(DATA FOR THIS EXERCISE)

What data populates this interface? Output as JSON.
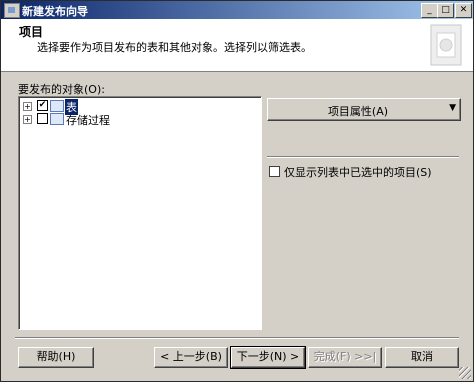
{
  "window": {
    "title": "新建发布向导",
    "controls": [
      "minimize",
      "maximize",
      "close"
    ]
  },
  "header": {
    "title": "项目",
    "description": "选择要作为项目发布的表和其他对象。选择列以筛选表。"
  },
  "objects": {
    "label": "要发布的对象(O):",
    "tree": [
      {
        "label": "表",
        "checked": true,
        "selected": true,
        "icon": "table-folder-icon"
      },
      {
        "label": "存储过程",
        "checked": false,
        "selected": false,
        "icon": "stored-procedure-folder-icon"
      }
    ]
  },
  "side": {
    "properties_button": "项目属性(A)",
    "show_only_checked_label": "仅显示列表中已选中的项目(S)",
    "show_only_checked": false
  },
  "footer": {
    "help": "帮助(H)",
    "back": "< 上一步(B)",
    "next": "下一步(N) >",
    "finish": "完成(F) >>|",
    "cancel": "取消"
  }
}
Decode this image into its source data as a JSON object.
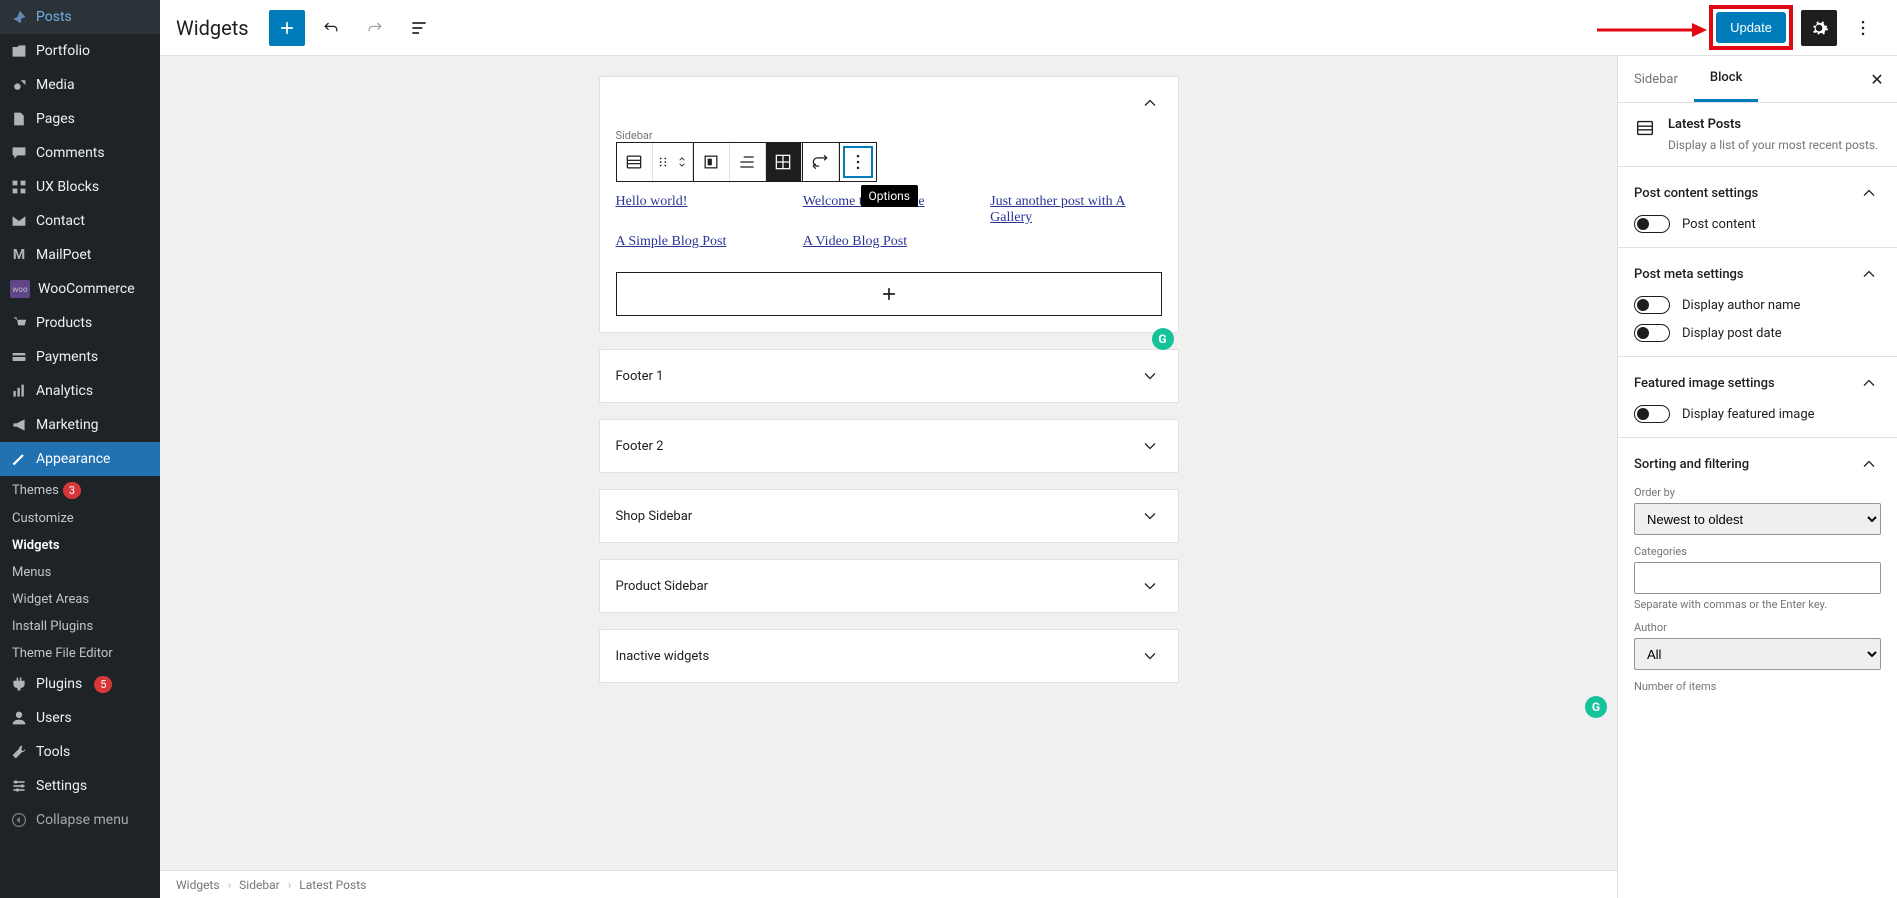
{
  "admin_menu": {
    "items": [
      {
        "icon": "pin",
        "label": "Posts"
      },
      {
        "icon": "portfolio",
        "label": "Portfolio"
      },
      {
        "icon": "media",
        "label": "Media"
      },
      {
        "icon": "page",
        "label": "Pages"
      },
      {
        "icon": "comment",
        "label": "Comments"
      },
      {
        "icon": "blocks",
        "label": "UX Blocks"
      },
      {
        "icon": "mail",
        "label": "Contact"
      },
      {
        "icon": "mailpoet",
        "label": "MailPoet"
      },
      {
        "icon": "woo",
        "label": "WooCommerce"
      },
      {
        "icon": "products",
        "label": "Products"
      },
      {
        "icon": "payments",
        "label": "Payments"
      },
      {
        "icon": "analytics",
        "label": "Analytics"
      },
      {
        "icon": "marketing",
        "label": "Marketing"
      },
      {
        "icon": "appearance",
        "label": "Appearance",
        "active": true
      },
      {
        "icon": "plugins",
        "label": "Plugins",
        "badge": "5"
      },
      {
        "icon": "users",
        "label": "Users"
      },
      {
        "icon": "tools",
        "label": "Tools"
      },
      {
        "icon": "settings",
        "label": "Settings"
      },
      {
        "icon": "collapse",
        "label": "Collapse menu"
      }
    ],
    "subitems": [
      {
        "label": "Themes",
        "badge": "3"
      },
      {
        "label": "Customize"
      },
      {
        "label": "Widgets",
        "current": true
      },
      {
        "label": "Menus"
      },
      {
        "label": "Widget Areas"
      },
      {
        "label": "Install Plugins"
      },
      {
        "label": "Theme File Editor"
      }
    ]
  },
  "toolbar": {
    "title": "Widgets",
    "update_label": "Update",
    "tooltip": "Options"
  },
  "canvas": {
    "sidebar_label": "Sidebar",
    "posts": [
      "Hello world!",
      "Welcome to Flatsome",
      "Just another post with A Gallery",
      "A Simple Blog Post",
      "A Video Blog Post"
    ],
    "areas": [
      "Footer 1",
      "Footer 2",
      "Shop Sidebar",
      "Product Sidebar",
      "Inactive widgets"
    ]
  },
  "settings": {
    "tabs": {
      "sidebar": "Sidebar",
      "block": "Block"
    },
    "block_title": "Latest Posts",
    "block_desc": "Display a list of your most recent posts.",
    "sections": {
      "post_content": {
        "title": "Post content settings",
        "toggle": "Post content"
      },
      "post_meta": {
        "title": "Post meta settings",
        "toggle1": "Display author name",
        "toggle2": "Display post date"
      },
      "featured": {
        "title": "Featured image settings",
        "toggle": "Display featured image"
      },
      "sorting": {
        "title": "Sorting and filtering",
        "order_by": "Order by",
        "order_by_value": "Newest to oldest",
        "categories": "Categories",
        "categories_help": "Separate with commas or the Enter key.",
        "author": "Author",
        "author_value": "All",
        "number": "Number of items"
      }
    }
  },
  "breadcrumb": [
    "Widgets",
    "Sidebar",
    "Latest Posts"
  ]
}
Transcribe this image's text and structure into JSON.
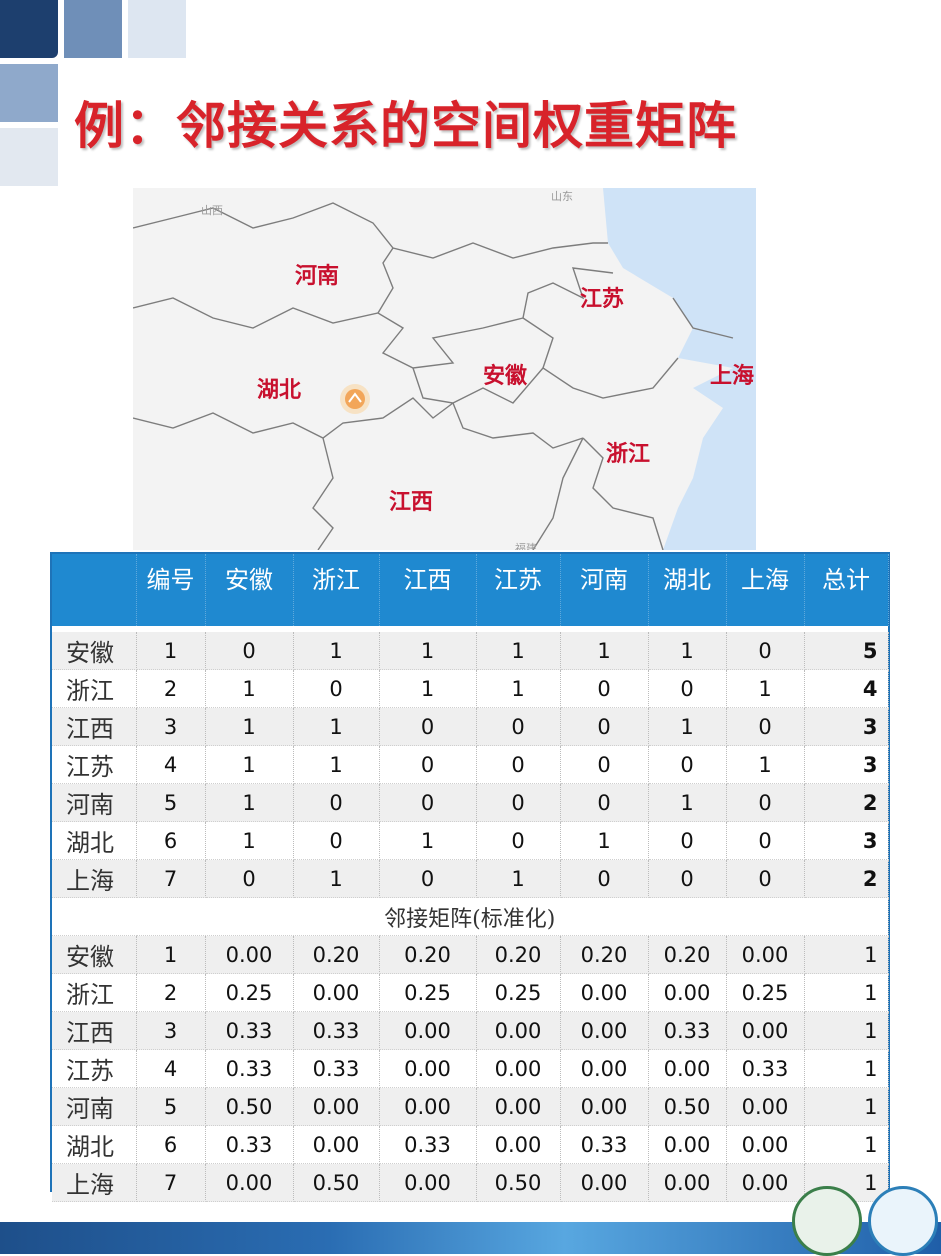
{
  "title": "例：邻接关系的空间权重矩阵",
  "map": {
    "labels": {
      "henan": "河南",
      "jiangsu": "江苏",
      "anhui": "安徽",
      "shanghai": "上海",
      "hubei": "湖北",
      "zhejiang": "浙江",
      "jiangxi": "江西"
    },
    "small_labels": {
      "shanxi": "山西",
      "shandong": "山东",
      "fujian": "福建"
    }
  },
  "table": {
    "headers": [
      "",
      "编号",
      "安徽",
      "浙江",
      "江西",
      "江苏",
      "河南",
      "湖北",
      "上海",
      "总计"
    ],
    "adjacency": [
      [
        "安徽",
        "1",
        "0",
        "1",
        "1",
        "1",
        "1",
        "1",
        "0",
        "5"
      ],
      [
        "浙江",
        "2",
        "1",
        "0",
        "1",
        "1",
        "0",
        "0",
        "1",
        "4"
      ],
      [
        "江西",
        "3",
        "1",
        "1",
        "0",
        "0",
        "0",
        "1",
        "0",
        "3"
      ],
      [
        "江苏",
        "4",
        "1",
        "1",
        "0",
        "0",
        "0",
        "0",
        "1",
        "3"
      ],
      [
        "河南",
        "5",
        "1",
        "0",
        "0",
        "0",
        "0",
        "1",
        "0",
        "2"
      ],
      [
        "湖北",
        "6",
        "1",
        "0",
        "1",
        "0",
        "1",
        "0",
        "0",
        "3"
      ],
      [
        "上海",
        "7",
        "0",
        "1",
        "0",
        "1",
        "0",
        "0",
        "0",
        "2"
      ]
    ],
    "caption": "邻接矩阵(标准化)",
    "standardized": [
      [
        "安徽",
        "1",
        "0.00",
        "0.20",
        "0.20",
        "0.20",
        "0.20",
        "0.20",
        "0.00",
        "1"
      ],
      [
        "浙江",
        "2",
        "0.25",
        "0.00",
        "0.25",
        "0.25",
        "0.00",
        "0.00",
        "0.25",
        "1"
      ],
      [
        "江西",
        "3",
        "0.33",
        "0.33",
        "0.00",
        "0.00",
        "0.00",
        "0.33",
        "0.00",
        "1"
      ],
      [
        "江苏",
        "4",
        "0.33",
        "0.33",
        "0.00",
        "0.00",
        "0.00",
        "0.00",
        "0.33",
        "1"
      ],
      [
        "河南",
        "5",
        "0.50",
        "0.00",
        "0.00",
        "0.00",
        "0.00",
        "0.50",
        "0.00",
        "1"
      ],
      [
        "湖北",
        "6",
        "0.33",
        "0.00",
        "0.33",
        "0.00",
        "0.33",
        "0.00",
        "0.00",
        "1"
      ],
      [
        "上海",
        "7",
        "0.00",
        "0.50",
        "0.00",
        "0.50",
        "0.00",
        "0.00",
        "0.00",
        "1"
      ]
    ]
  },
  "colors": {
    "title": "#d8232a",
    "header_bg": "#1f89d0",
    "map_label": "#c8102e",
    "sea": "#cfe3f7"
  }
}
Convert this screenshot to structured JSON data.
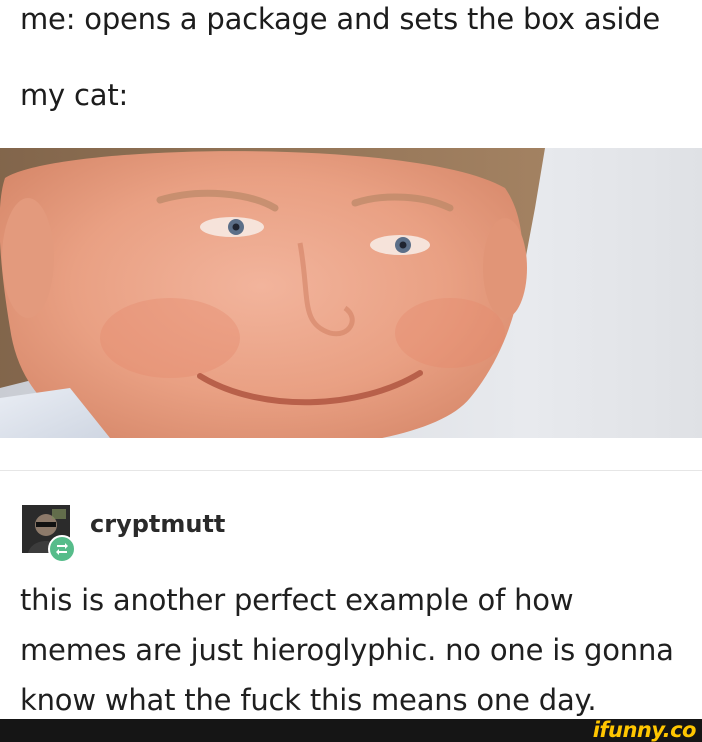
{
  "caption": {
    "line1": "me: opens a package and sets the box aside",
    "line2": "my cat:"
  },
  "post": {
    "username": "cryptmutt",
    "lines": [
      "this is another perfect example of how",
      "memes are just hieroglyphic. no one is gonna",
      "know what the fuck this means one day."
    ]
  },
  "watermark": "ifunny.co",
  "colors": {
    "reblog_badge": "#56bc8a",
    "watermark_text": "#ffc600",
    "watermark_bar": "#151515"
  },
  "icons": {
    "reblog": "reblog-icon"
  }
}
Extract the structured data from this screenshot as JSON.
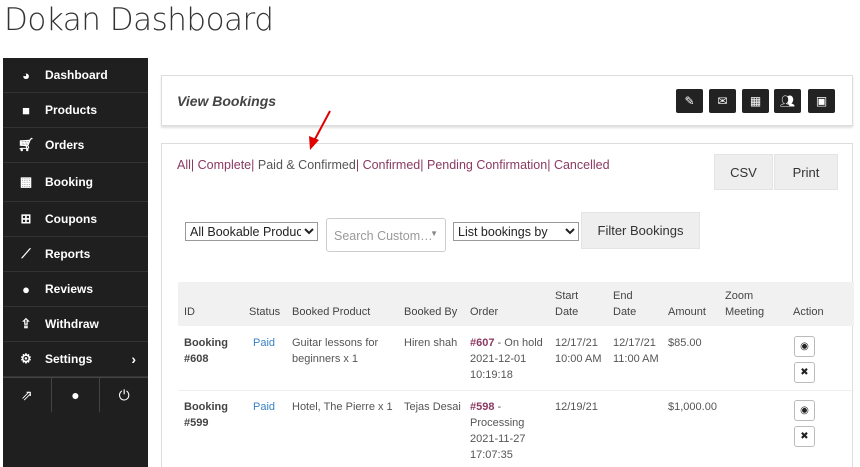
{
  "page": {
    "title": "Dokan Dashboard"
  },
  "sidebar": {
    "items": [
      {
        "label": "Dashboard",
        "icon": "dashboard-icon"
      },
      {
        "label": "Products",
        "icon": "briefcase-icon"
      },
      {
        "label": "Orders",
        "icon": "cart-icon"
      },
      {
        "label": "Booking",
        "icon": "calendar-icon"
      },
      {
        "label": "Coupons",
        "icon": "gift-icon"
      },
      {
        "label": "Reports",
        "icon": "chart-icon"
      },
      {
        "label": "Reviews",
        "icon": "comments-icon"
      },
      {
        "label": "Withdraw",
        "icon": "upload-icon"
      },
      {
        "label": "Settings",
        "icon": "gear-icon"
      }
    ]
  },
  "header": {
    "view_bookings": "View Bookings"
  },
  "filters": {
    "all": "All",
    "complete": "Complete",
    "paid_confirmed": "Paid & Confirmed",
    "confirmed": "Confirmed",
    "pending": "Pending Confirmation",
    "cancelled": "Cancelled",
    "sep": "| "
  },
  "buttons": {
    "csv": "CSV",
    "print": "Print",
    "filter": "Filter Bookings"
  },
  "controls": {
    "product_select": "All Bookable Product",
    "search_placeholder": "Search Custom…",
    "list_by": "List bookings by"
  },
  "table": {
    "headers": {
      "id": "ID",
      "status": "Status",
      "product": "Booked Product",
      "booked_by": "Booked By",
      "order": "Order",
      "start_1": "Start",
      "start_2": "Date",
      "end_1": "End",
      "end_2": "Date",
      "amount": "Amount",
      "zoom_1": "Zoom",
      "zoom_2": "Meeting",
      "action": "Action"
    },
    "rows": [
      {
        "id_1": "Booking",
        "id_2": "#608",
        "status": "Paid",
        "product_1": "Guitar lessons for",
        "product_2": "beginners x 1",
        "booked_by": "Hiren shah",
        "order_num": "#607",
        "order_status": " - On hold",
        "order_date": "2021-12-01",
        "order_time": "10:19:18",
        "start_1": "12/17/21",
        "start_2": "10:00 AM",
        "end_1": "12/17/21",
        "end_2": "11:00 AM",
        "amount": "$85.00"
      },
      {
        "id_1": "Booking",
        "id_2": "#599",
        "status": "Paid",
        "product_1": "Hotel, The Pierre x 1",
        "booked_by": "Tejas Desai",
        "order_num": "#598",
        "order_status": " -",
        "order_status_2": "Processing",
        "order_date": "2021-11-27",
        "order_time": "17:07:35",
        "start_1": "12/19/21",
        "amount": "$1,000.00"
      }
    ]
  },
  "colors": {
    "accent": "#8b3a62",
    "paid": "#3b82c4",
    "sidebar": "#1f1f1f",
    "arrow": "#e00000"
  }
}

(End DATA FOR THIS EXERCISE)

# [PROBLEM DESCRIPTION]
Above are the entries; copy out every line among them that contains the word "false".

# [EXERCISE ANSWER]
        "checked": false,
        "selected": false,
    "show_only_checked": false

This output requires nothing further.